- Filing a Petition: The process typically begins with a petition, filed by a concerned party or a state agency, alleging that termination is in the child’s best interests.
- Notification: The parent receives notice of the proceedings and has the opportunity to respond, contest the allegations, and present evidence.
- Termination Hearing: A formal hearing is conducted, wherein the court considers evidence, witness testimonies, and expert evaluations to determine if the parent’s rights should be involuntarily terminated.
- The “Clear and Convincing” Standard: In many jurisdictions, termination must be supported by “clear and convincing” evidence, a higher standard of proof than the typical “preponderance of the evidence.”
- Reasoned Decision: The court issues a reasoned decision, explaining the rationale for termination based on the child’s best interests and evidence presented.
- Transition and Placement: Upon termination, the court addresses the child’s placement, either with a guardian or for adoption, ensuring continuity of care.
Preserving the Best Interests of the Child
Involuntary termination of parental rights is underpinned by the cardinal principle of safeguarding the best interests of the child. The child’s well-being takes precedence, making this process an exceptional measure. Key aspects of preserving the child’s best interests include:
- Permanent Safety: Termination is pursued when the child’s physical or emotional safety cannot be guaranteed within the parental relationship.
- Stability and Continuity: The child’s need for a stable, nurturing environment is central. Termination is considered when this cannot be assured within the parental home.
- Emotional Well-being: The child’s emotional health is paramount. Termination may be appropriate when the parent’s conduct or circumstances hinder the child’s emotional development.
- Educational Opportunities: Involuntary termination opens doors to educational opportunities, healthcare, and emotional support that may not be available within the parental relationship.
- Placement with Caregivers: The child is often placed with relatives, foster parents, or adoptive families committed to ensuring the child’s well-being.
- Follow-up and Support: Post-termination, monitoring the child’s progress and providing ongoing support and counseling is essential for their adjustment.
Challenges and Legal Controversies
Involuntary termination cases can be legally complex and emotionally charged:
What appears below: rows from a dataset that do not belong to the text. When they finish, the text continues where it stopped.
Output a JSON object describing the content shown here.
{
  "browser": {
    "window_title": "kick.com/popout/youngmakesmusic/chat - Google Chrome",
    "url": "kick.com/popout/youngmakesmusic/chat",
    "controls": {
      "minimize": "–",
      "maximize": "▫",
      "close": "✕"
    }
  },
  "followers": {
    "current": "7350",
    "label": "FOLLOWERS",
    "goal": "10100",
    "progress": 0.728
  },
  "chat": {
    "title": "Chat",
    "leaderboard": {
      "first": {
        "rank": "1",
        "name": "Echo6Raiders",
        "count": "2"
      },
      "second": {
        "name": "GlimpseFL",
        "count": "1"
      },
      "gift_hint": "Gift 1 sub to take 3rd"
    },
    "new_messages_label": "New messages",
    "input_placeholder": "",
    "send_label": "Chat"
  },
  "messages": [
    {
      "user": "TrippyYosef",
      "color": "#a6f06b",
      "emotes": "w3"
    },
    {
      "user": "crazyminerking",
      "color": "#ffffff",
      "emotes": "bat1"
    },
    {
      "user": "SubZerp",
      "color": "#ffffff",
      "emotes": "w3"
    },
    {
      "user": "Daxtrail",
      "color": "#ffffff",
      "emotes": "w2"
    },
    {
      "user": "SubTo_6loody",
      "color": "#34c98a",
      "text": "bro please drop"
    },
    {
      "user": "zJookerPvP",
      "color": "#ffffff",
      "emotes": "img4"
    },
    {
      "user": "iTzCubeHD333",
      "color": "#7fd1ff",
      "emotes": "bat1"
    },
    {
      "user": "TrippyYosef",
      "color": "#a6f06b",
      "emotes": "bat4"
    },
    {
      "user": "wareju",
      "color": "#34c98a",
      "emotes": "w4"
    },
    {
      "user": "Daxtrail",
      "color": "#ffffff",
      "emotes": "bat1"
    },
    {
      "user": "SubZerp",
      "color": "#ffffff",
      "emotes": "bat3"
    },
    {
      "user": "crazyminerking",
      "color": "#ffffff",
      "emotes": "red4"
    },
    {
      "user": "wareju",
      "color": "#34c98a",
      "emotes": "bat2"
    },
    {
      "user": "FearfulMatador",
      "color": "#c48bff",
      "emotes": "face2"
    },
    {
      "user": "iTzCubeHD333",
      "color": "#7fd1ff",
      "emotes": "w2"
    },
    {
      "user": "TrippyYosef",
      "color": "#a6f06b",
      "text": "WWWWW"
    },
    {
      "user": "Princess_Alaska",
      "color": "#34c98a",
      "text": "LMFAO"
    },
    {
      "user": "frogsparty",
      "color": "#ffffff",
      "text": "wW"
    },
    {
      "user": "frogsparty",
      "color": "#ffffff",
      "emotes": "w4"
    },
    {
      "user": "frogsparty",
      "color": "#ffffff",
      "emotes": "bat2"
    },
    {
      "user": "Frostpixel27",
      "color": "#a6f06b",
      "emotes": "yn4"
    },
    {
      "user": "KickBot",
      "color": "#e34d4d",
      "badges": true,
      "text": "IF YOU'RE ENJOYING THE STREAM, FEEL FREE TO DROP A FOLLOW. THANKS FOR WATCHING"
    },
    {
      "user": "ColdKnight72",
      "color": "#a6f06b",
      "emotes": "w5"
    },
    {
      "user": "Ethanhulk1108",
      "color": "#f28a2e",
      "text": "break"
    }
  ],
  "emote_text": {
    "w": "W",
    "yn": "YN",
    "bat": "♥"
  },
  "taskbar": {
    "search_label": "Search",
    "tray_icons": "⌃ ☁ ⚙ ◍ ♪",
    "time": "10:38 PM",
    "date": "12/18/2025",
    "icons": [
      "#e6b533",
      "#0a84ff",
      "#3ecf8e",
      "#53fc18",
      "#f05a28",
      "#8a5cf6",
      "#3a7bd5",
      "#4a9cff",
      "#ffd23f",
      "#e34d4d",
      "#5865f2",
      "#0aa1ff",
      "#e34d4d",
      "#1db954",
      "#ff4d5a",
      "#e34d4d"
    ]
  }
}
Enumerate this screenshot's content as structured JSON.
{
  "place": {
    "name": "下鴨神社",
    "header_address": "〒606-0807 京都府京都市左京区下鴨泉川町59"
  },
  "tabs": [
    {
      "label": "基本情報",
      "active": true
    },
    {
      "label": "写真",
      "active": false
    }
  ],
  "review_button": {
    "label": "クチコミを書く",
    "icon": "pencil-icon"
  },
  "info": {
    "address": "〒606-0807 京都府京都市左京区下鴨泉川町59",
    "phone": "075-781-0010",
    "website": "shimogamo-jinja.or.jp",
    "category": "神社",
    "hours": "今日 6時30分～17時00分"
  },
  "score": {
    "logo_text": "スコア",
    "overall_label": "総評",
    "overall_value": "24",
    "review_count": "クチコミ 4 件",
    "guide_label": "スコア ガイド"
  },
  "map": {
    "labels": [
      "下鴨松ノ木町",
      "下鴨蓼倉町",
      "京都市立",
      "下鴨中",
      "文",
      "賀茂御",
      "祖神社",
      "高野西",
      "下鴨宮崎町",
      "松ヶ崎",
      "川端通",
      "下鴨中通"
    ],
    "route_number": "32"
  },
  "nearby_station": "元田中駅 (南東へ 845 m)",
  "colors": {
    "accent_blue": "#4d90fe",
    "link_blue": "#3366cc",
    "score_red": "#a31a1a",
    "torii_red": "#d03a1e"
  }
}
- Disputed Evidence: Disputes over the quality and admissibility of evidence can lead to protracted legal battles.
- Rights of Parents: Striking a balance between protecting the child’s interests and preserving the constitutional rights of parents is a recurring legal challenge.
- Child’s Best Interests: Determining the child’s best interests may be subjective, and different parties may have varying perspectives.
- Emotional Impact: The emotional toll on all parties involved, particularly the child, is a profound challenge that the legal process seeks to address through support and counseling.
Involuntary termination of parental rights is an extraordinary legal process designed to protect vulnerable children when serious parental misconduct or harm endangers their well-being. The principle that underpins this process is safeguarding the best interests of the child. While it is an exceptional measure, it serves as a necessary safeguard in the legal framework of family law, balancing the rights of parents with the paramount need to ensure children grow up in a safe, nurturing, and stable environment.
The legal process affords parents due process rights while striving to preserve the child’s emotional and physical well-being. Legal professionals play a vital role in guiding these proceedings and ensuring that the child’s best interests remain the central focus.